▶ [TASK ITEM] A single number is the answer: the count of lines in the records that hold the word "obese".

[Excerpts from an interface dataset]

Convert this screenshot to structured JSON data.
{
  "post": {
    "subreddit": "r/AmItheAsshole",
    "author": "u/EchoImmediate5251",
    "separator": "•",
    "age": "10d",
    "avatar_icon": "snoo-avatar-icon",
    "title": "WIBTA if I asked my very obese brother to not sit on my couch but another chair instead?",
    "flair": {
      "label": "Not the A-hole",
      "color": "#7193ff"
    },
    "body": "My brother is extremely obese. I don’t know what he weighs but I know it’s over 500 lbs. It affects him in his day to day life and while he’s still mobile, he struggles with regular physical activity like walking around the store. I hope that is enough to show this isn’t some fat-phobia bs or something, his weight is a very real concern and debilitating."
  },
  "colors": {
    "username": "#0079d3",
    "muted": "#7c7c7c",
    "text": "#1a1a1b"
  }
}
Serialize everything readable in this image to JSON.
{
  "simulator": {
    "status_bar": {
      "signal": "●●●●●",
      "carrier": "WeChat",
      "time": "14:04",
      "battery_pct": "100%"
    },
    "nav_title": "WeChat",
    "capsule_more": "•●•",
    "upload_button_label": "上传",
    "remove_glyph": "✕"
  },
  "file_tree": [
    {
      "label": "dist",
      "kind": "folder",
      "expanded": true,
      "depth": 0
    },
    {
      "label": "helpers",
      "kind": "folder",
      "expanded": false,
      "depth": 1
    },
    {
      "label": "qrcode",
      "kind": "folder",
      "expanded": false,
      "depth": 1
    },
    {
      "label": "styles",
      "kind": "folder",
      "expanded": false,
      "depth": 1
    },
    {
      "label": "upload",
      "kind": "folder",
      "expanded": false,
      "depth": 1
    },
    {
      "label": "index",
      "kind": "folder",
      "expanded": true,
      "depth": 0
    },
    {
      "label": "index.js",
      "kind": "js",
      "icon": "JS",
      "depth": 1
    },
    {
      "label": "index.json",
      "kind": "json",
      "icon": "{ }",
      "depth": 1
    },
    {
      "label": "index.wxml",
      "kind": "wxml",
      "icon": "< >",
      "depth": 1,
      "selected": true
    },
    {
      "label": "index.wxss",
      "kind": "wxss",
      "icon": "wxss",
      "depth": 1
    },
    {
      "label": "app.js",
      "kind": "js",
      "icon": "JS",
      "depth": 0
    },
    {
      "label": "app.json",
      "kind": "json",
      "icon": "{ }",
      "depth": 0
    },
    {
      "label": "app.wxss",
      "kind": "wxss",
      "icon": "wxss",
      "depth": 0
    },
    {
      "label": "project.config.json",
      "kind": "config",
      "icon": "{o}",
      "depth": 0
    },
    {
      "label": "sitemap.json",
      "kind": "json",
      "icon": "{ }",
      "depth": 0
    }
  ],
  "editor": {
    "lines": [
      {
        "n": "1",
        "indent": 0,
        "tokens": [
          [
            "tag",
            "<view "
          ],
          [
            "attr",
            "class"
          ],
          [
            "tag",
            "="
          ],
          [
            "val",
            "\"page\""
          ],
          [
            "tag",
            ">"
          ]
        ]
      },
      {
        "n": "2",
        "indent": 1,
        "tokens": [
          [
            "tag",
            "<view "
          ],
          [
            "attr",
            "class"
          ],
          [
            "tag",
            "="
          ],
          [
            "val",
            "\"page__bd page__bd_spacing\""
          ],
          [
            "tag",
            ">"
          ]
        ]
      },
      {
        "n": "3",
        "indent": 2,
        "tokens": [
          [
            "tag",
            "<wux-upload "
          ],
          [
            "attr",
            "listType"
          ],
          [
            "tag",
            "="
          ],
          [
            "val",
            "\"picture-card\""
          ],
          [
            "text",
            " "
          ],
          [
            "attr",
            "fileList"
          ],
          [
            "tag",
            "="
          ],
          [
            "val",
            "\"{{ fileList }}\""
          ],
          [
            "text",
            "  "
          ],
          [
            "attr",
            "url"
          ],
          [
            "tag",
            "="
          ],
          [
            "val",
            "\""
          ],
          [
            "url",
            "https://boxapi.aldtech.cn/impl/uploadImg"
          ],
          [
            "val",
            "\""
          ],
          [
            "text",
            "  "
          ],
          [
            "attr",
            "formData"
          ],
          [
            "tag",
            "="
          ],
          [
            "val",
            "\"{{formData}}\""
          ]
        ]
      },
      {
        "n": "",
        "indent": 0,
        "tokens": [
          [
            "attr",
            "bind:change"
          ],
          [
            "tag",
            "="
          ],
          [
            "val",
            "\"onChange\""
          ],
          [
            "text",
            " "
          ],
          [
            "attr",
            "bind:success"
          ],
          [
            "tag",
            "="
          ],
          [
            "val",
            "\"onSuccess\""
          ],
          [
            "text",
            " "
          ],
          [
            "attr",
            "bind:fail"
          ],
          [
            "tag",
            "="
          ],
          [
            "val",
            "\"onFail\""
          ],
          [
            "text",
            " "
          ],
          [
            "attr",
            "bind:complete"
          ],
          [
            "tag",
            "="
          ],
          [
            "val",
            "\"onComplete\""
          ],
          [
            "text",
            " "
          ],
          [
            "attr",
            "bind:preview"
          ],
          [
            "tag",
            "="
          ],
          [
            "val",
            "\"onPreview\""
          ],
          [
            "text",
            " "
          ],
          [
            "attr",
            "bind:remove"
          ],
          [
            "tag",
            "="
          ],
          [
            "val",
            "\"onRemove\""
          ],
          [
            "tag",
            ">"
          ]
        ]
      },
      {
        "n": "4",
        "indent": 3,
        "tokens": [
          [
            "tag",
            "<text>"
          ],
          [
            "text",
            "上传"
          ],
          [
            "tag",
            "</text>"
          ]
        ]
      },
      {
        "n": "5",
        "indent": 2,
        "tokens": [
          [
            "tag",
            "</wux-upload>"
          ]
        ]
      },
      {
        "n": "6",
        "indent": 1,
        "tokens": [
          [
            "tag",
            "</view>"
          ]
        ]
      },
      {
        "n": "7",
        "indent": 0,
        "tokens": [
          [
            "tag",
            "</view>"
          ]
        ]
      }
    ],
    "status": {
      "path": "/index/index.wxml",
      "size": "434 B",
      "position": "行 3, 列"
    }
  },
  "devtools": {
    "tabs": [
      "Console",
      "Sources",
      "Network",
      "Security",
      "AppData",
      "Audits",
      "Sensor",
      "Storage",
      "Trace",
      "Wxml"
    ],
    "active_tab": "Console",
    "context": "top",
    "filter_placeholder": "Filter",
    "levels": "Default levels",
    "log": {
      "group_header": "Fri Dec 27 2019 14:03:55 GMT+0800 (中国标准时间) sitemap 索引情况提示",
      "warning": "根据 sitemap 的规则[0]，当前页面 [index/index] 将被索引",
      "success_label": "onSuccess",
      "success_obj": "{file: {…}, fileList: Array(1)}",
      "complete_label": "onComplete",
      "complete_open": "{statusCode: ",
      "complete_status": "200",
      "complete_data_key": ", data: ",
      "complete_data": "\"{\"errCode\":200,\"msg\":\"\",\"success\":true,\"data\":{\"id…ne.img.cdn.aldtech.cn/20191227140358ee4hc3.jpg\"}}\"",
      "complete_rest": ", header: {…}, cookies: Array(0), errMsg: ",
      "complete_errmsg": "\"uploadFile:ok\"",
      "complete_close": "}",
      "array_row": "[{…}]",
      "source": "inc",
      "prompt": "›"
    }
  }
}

▶ [REPLY] 2